* Task to complete: Print the listing below exactly, leaving nothing out.
______________________________
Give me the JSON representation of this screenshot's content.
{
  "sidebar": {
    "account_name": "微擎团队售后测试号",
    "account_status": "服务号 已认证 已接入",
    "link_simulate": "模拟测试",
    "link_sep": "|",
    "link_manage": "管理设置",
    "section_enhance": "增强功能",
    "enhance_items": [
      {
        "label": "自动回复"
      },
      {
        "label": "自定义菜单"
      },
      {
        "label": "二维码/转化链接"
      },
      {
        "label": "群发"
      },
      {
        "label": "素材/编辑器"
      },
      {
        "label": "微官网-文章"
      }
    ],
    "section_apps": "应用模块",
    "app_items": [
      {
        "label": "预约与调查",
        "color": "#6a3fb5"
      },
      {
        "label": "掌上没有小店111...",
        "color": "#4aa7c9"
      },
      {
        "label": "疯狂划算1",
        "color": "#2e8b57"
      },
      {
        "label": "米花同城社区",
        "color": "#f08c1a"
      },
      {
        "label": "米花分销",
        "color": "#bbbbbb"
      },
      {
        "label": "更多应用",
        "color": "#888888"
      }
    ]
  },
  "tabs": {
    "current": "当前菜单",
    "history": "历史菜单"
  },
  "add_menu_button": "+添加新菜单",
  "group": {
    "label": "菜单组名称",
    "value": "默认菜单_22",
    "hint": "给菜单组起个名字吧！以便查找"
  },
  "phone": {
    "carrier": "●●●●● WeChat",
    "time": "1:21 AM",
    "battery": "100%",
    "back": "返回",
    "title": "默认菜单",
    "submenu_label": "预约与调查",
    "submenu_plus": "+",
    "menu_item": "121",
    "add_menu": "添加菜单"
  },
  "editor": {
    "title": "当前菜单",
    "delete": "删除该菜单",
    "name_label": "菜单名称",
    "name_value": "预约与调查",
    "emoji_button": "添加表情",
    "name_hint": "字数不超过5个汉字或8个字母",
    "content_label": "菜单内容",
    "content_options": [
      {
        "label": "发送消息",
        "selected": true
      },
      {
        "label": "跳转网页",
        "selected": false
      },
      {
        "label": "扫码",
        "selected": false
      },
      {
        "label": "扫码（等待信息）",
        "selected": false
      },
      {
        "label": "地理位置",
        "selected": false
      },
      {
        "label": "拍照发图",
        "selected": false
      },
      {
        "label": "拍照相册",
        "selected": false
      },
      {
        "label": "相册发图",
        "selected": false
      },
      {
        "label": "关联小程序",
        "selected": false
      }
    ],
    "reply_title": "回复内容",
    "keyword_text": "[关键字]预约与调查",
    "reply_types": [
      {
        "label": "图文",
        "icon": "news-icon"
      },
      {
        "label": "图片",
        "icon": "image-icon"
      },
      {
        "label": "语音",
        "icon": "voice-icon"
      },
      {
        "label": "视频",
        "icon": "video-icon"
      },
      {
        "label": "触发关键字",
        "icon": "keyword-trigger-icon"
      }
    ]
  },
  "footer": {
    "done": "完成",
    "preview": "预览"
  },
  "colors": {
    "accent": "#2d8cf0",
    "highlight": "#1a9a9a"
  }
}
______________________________
* Response to the task:
Give me the JSON representation of this screenshot's content.
{
  "sidebar": {
    "account_name": "微擎团队售后测试号",
    "account_status": "服务号 已认证 已接入",
    "link_simulate": "模拟测试",
    "link_sep": "|",
    "link_manage": "管理设置",
    "section_enhance": "增强功能",
    "enhance_items": [
      {
        "label": "自动回复"
      },
      {
        "label": "自定义菜单"
      },
      {
        "label": "二维码/转化链接"
      },
      {
        "label": "群发"
      },
      {
        "label": "素材/编辑器"
      },
      {
        "label": "微官网-文章"
      }
    ],
    "section_apps": "应用模块",
    "app_items": [
      {
        "label": "预约与调查",
        "color": "#6a3fb5"
      },
      {
        "label": "掌上没有小店111...",
        "color": "#4aa7c9"
      },
      {
        "label": "疯狂划算1",
        "color": "#2e8b57"
      },
      {
        "label": "米花同城社区",
        "color": "#f08c1a"
      },
      {
        "label": "米花分销",
        "color": "#bbbbbb"
      },
      {
        "label": "更多应用",
        "color": "#888888"
      }
    ]
  },
  "tabs": {
    "current": "当前菜单",
    "history": "历史菜单"
  },
  "add_menu_button": "+添加新菜单",
  "group": {
    "label": "菜单组名称",
    "value": "默认菜单_22",
    "hint": "给菜单组起个名字吧！以便查找"
  },
  "phone": {
    "carrier": "●●●●● WeChat",
    "time": "1:21 AM",
    "battery": "100%",
    "back": "返回",
    "title": "默认菜单",
    "submenu_label": "预约与调查",
    "submenu_plus": "+",
    "menu_item": "121",
    "add_menu": "添加菜单"
  },
  "editor": {
    "title": "当前菜单",
    "delete": "删除该菜单",
    "name_label": "菜单名称",
    "name_value": "预约与调查",
    "emoji_button": "添加表情",
    "name_hint": "字数不超过5个汉字或8个字母",
    "content_label": "菜单内容",
    "content_options": [
      {
        "label": "发送消息",
        "selected": true
      },
      {
        "label": "跳转网页",
        "selected": false
      },
      {
        "label": "扫码",
        "selected": false
      },
      {
        "label": "扫码（等待信息）",
        "selected": false
      },
      {
        "label": "地理位置",
        "selected": false
      },
      {
        "label": "拍照发图",
        "selected": false
      },
      {
        "label": "拍照相册",
        "selected": false
      },
      {
        "label": "相册发图",
        "selected": false
      },
      {
        "label": "关联小程序",
        "selected": false
      }
    ],
    "reply_title": "回复内容",
    "keyword_text": "[关键字]预约与调查",
    "reply_types": [
      {
        "label": "图文",
        "icon": "news-icon"
      },
      {
        "label": "图片",
        "icon": "image-icon"
      },
      {
        "label": "语音",
        "icon": "voice-icon"
      },
      {
        "label": "视频",
        "icon": "video-icon"
      },
      {
        "label": "触发关键字",
        "icon": "keyword-trigger-icon"
      }
    ]
  },
  "footer": {
    "done": "完成",
    "preview": "预览"
  },
  "colors": {
    "accent": "#2d8cf0",
    "highlight": "#1a9a9a"
  }
}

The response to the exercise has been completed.